Is the goal of offering a great customer experience only something for marketing to worry about? If marketing was the only department inconvenienced by bad customer service, that might be the case. But poor customer experiences lead to a drop in sales, a flagging of the brand’s reputation and more work to recover for everyone. In other words, lousy customer support is the entire organization’s problem. So why shouldn’t it be the entire organization’s responsibility?

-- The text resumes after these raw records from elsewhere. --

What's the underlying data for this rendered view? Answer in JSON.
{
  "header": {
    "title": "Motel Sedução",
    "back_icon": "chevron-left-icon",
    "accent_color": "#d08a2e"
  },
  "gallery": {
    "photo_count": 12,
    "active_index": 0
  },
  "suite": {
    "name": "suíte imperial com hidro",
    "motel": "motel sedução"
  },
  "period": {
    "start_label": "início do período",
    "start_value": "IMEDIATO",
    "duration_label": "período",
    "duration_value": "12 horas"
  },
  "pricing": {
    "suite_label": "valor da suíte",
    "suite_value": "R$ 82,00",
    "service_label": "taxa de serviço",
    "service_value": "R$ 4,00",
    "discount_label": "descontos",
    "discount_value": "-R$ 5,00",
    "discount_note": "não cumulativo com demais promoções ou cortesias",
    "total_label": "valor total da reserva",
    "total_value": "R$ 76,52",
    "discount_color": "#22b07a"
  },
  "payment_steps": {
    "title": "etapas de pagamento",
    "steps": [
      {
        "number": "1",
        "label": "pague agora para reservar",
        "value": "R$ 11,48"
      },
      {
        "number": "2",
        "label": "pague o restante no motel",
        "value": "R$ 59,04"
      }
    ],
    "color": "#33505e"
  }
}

A great customer experience (CX) comes from all departments. It not only comes from marketing and the contact center but also accounting (in case of billing errors or other problems), shipping and warehousing, operations and purchasing (in case of bad products), sales and the executive layer. In a recent blog post for Win the Customer, NICE’s Yair Lehrer writes that, though the goal to further the customer experience is the same, each department will have its own key performance indicators (KPIs) to measure how they’re doing on the customer experience front. And, of course, they need to balance keeping the CX high with their other tasks and purposes.
“For example, many organizations have to verify a customer identity at the beginning of a call,” wrote Lehrer. “To do this, often companies will ask a number of verification questions such as a mother’s maiden name, the make of a first car owned, or favorite ice cream flavor. Though verification may be a valid requirement, it is no less frustrating having to answer a string of questions when calling to complain about a problem.”

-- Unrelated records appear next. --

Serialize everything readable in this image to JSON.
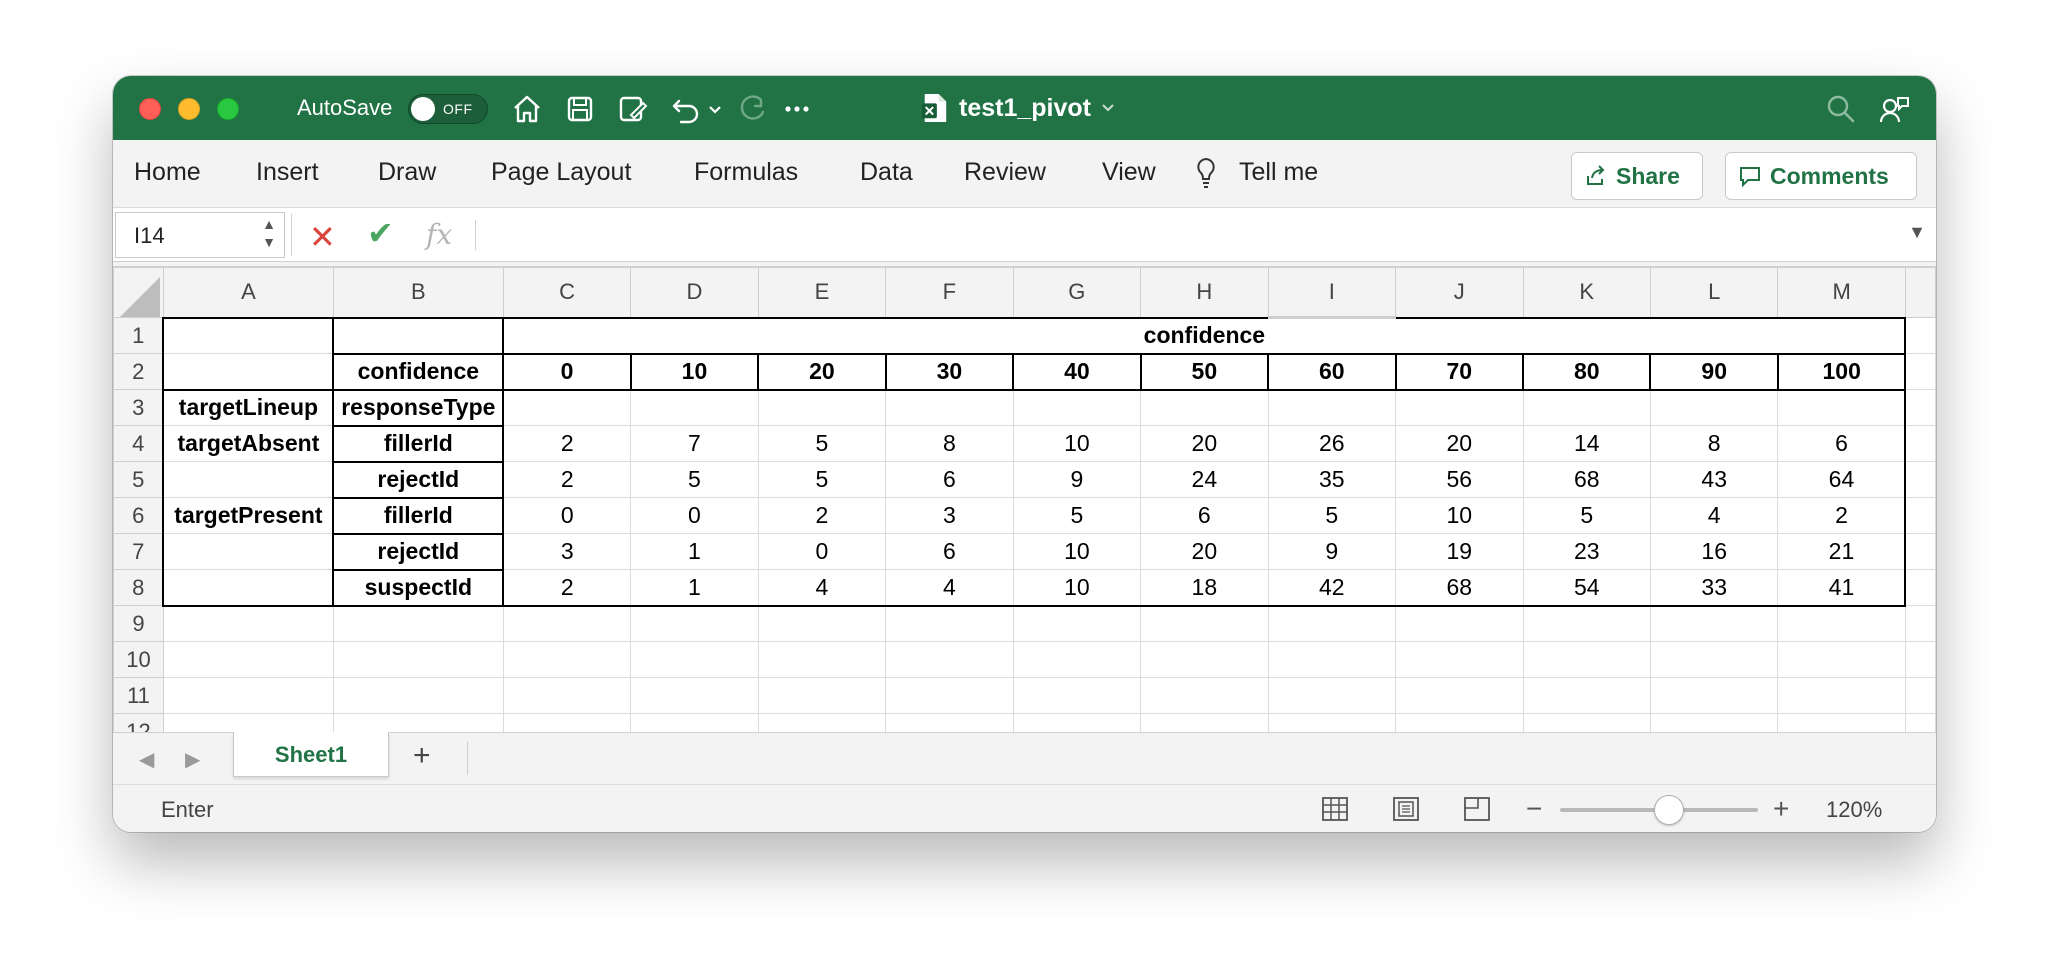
{
  "window": {
    "autosave_label": "AutoSave",
    "autosave_state": "OFF",
    "doc_title": "test1_pivot"
  },
  "ribbon": {
    "tabs": [
      "Home",
      "Insert",
      "Draw",
      "Page Layout",
      "Formulas",
      "Data",
      "Review",
      "View",
      "Tell me"
    ],
    "share_label": "Share",
    "comments_label": "Comments"
  },
  "formula_bar": {
    "name_box": "I14",
    "formula": "",
    "fx_label": "fx"
  },
  "sheet": {
    "columns": [
      "A",
      "B",
      "C",
      "D",
      "E",
      "F",
      "G",
      "H",
      "I",
      "J",
      "K",
      "L",
      "M"
    ],
    "selected_column": "I",
    "rows": [
      [
        "",
        "",
        "confidence"
      ],
      [
        "",
        "confidence",
        "0",
        "10",
        "20",
        "30",
        "40",
        "50",
        "60",
        "70",
        "80",
        "90",
        "100"
      ],
      [
        "targetLineup",
        "responseType",
        "",
        "",
        "",
        "",
        "",
        "",
        "",
        "",
        "",
        "",
        ""
      ],
      [
        "targetAbsent",
        "fillerId",
        "2",
        "7",
        "5",
        "8",
        "10",
        "20",
        "26",
        "20",
        "14",
        "8",
        "6"
      ],
      [
        "",
        "rejectId",
        "2",
        "5",
        "5",
        "6",
        "9",
        "24",
        "35",
        "56",
        "68",
        "43",
        "64"
      ],
      [
        "targetPresent",
        "fillerId",
        "0",
        "0",
        "2",
        "3",
        "5",
        "6",
        "5",
        "10",
        "5",
        "4",
        "2"
      ],
      [
        "",
        "rejectId",
        "3",
        "1",
        "0",
        "6",
        "10",
        "20",
        "9",
        "19",
        "23",
        "16",
        "21"
      ],
      [
        "",
        "suspectId",
        "2",
        "1",
        "4",
        "4",
        "10",
        "18",
        "42",
        "68",
        "54",
        "33",
        "41"
      ],
      [
        "",
        "",
        "",
        "",
        "",
        "",
        "",
        "",
        "",
        "",
        "",
        "",
        ""
      ],
      [
        "",
        "",
        "",
        "",
        "",
        "",
        "",
        "",
        "",
        "",
        "",
        "",
        ""
      ],
      [
        "",
        "",
        "",
        "",
        "",
        "",
        "",
        "",
        "",
        "",
        "",
        "",
        ""
      ],
      [
        "",
        "",
        "",
        "",
        "",
        "",
        "",
        "",
        "",
        "",
        "",
        "",
        ""
      ]
    ],
    "tab_name": "Sheet1"
  },
  "status_bar": {
    "mode": "Enter",
    "zoom": "120%",
    "zoom_fraction": 0.55
  },
  "colors": {
    "excel_green": "#217346",
    "ribbon_bg": "#f3f3f3"
  }
}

In this instance, the IT department or contact center would benefit from the purchase of an authentication solution that is both secure and easy (perhaps by using voice biometrics, which eliminate the need for every customer to remember their favorite childhood pet’s name). The result is that IT has done its job – kept customer data secure – but did it in a way that improved the customer experience.

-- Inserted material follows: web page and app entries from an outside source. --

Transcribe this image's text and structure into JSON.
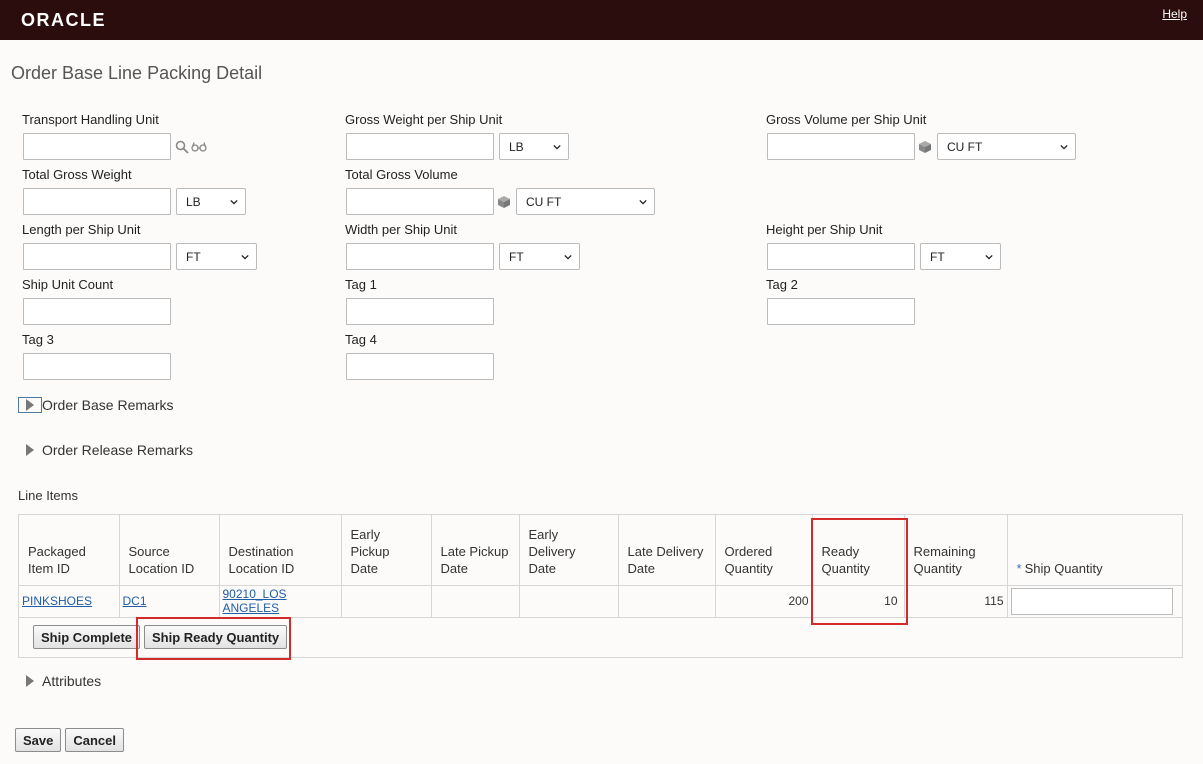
{
  "header": {
    "logo": "ORACLE",
    "help": "Help"
  },
  "page_title": "Order Base Line Packing Detail",
  "fields": {
    "thu": {
      "label": "Transport Handling Unit",
      "value": ""
    },
    "gross_weight_ship_unit": {
      "label": "Gross Weight per Ship Unit",
      "value": "",
      "unit": "LB"
    },
    "gross_volume_ship_unit": {
      "label": "Gross Volume per Ship Unit",
      "value": "",
      "unit": "CU FT"
    },
    "total_gross_weight": {
      "label": "Total Gross Weight",
      "value": "",
      "unit": "LB"
    },
    "total_gross_volume": {
      "label": "Total Gross Volume",
      "value": "",
      "unit": "CU FT"
    },
    "length_ship_unit": {
      "label": "Length per Ship Unit",
      "value": "",
      "unit": "FT"
    },
    "width_ship_unit": {
      "label": "Width per Ship Unit",
      "value": "",
      "unit": "FT"
    },
    "height_ship_unit": {
      "label": "Height per Ship Unit",
      "value": "",
      "unit": "FT"
    },
    "ship_unit_count": {
      "label": "Ship Unit Count",
      "value": ""
    },
    "tag1": {
      "label": "Tag 1",
      "value": ""
    },
    "tag2": {
      "label": "Tag 2",
      "value": ""
    },
    "tag3": {
      "label": "Tag 3",
      "value": ""
    },
    "tag4": {
      "label": "Tag 4",
      "value": ""
    }
  },
  "sections": {
    "order_base_remarks": "Order Base Remarks",
    "order_release_remarks": "Order Release Remarks",
    "line_items": "Line Items",
    "attributes": "Attributes"
  },
  "grid": {
    "headers": {
      "packaged_item_id": [
        "Packaged",
        "Item ID"
      ],
      "source_location_id": [
        "Source",
        "Location ID"
      ],
      "destination_location_id": [
        "Destination",
        "Location ID"
      ],
      "early_pickup_date": [
        "Early",
        "Pickup",
        "Date"
      ],
      "late_pickup_date": [
        "Late Pickup",
        "Date"
      ],
      "early_delivery_date": [
        "Early",
        "Delivery",
        "Date"
      ],
      "late_delivery_date": [
        "Late Delivery",
        "Date"
      ],
      "ordered_quantity": [
        "Ordered",
        "Quantity"
      ],
      "ready_quantity": [
        "Ready",
        "Quantity"
      ],
      "remaining_quantity": [
        "Remaining",
        "Quantity"
      ],
      "ship_quantity": "Ship Quantity"
    },
    "required_marker": "*",
    "rows": [
      {
        "packaged_item_id": "PINKSHOES",
        "source_location_id": "DC1",
        "destination_location_id": "90210_LOS ANGELES",
        "early_pickup_date": "",
        "late_pickup_date": "",
        "early_delivery_date": "",
        "late_delivery_date": "",
        "ordered_quantity": "200",
        "ready_quantity": "10",
        "remaining_quantity": "115",
        "ship_quantity": ""
      }
    ],
    "buttons": {
      "ship_complete": "Ship Complete",
      "ship_ready_quantity": "Ship Ready Quantity"
    }
  },
  "footer_buttons": {
    "save": "Save",
    "cancel": "Cancel"
  },
  "colors": {
    "topbar": "#2b0d0d",
    "highlight": "#d32b2b",
    "link": "#1f5da8"
  },
  "icons": {
    "search": "search-icon",
    "view": "glasses-icon",
    "volume": "cube-icon"
  }
}
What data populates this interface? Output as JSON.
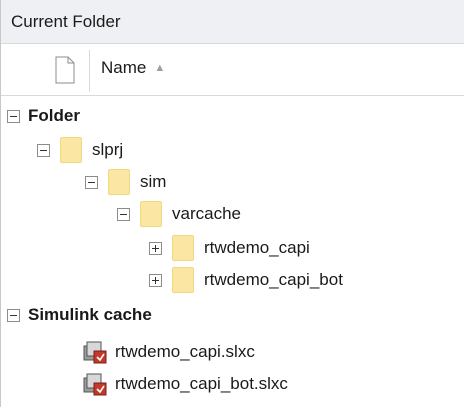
{
  "panel": {
    "title": "Current Folder"
  },
  "columns": {
    "name_label": "Name",
    "sort_indicator": "▲"
  },
  "groups": {
    "folder": {
      "label": "Folder",
      "items": {
        "slprj": "slprj",
        "sim": "sim",
        "varcache": "varcache",
        "rtwdemo_capi": "rtwdemo_capi",
        "rtwdemo_capi_bot": "rtwdemo_capi_bot"
      }
    },
    "simulink_cache": {
      "label": "Simulink cache",
      "files": [
        "rtwdemo_capi.slxc",
        "rtwdemo_capi_bot.slxc"
      ]
    }
  },
  "icons": {
    "folder": "folder-icon",
    "slxc": "simulink-cache-file-icon",
    "document": "document-icon"
  },
  "colors": {
    "folder_fill": "#fbe6a3",
    "header_bg": "#eef0f3"
  }
}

“The key to balancing customer experience with other initiatives is by utilizing technology which can ensure CX levels are high, while simultaneously meeting other company agendas,” wrote Lehrer.
Likewise, workforce optimization solutions can help contact centers meet their performance metrics and ensure they’re not paying to over-staff while simultaneously ensuring that the customer experience isn’t suffering in an effort to keep costs down.
It’s tempting to let the customer experience slide so you can hit that sales target, that average handle time (AHT) metric in the contact center, or that revenue goal. But when these goals are achieved at the expense of a great customer experience, they’re not really worthy goals anymore.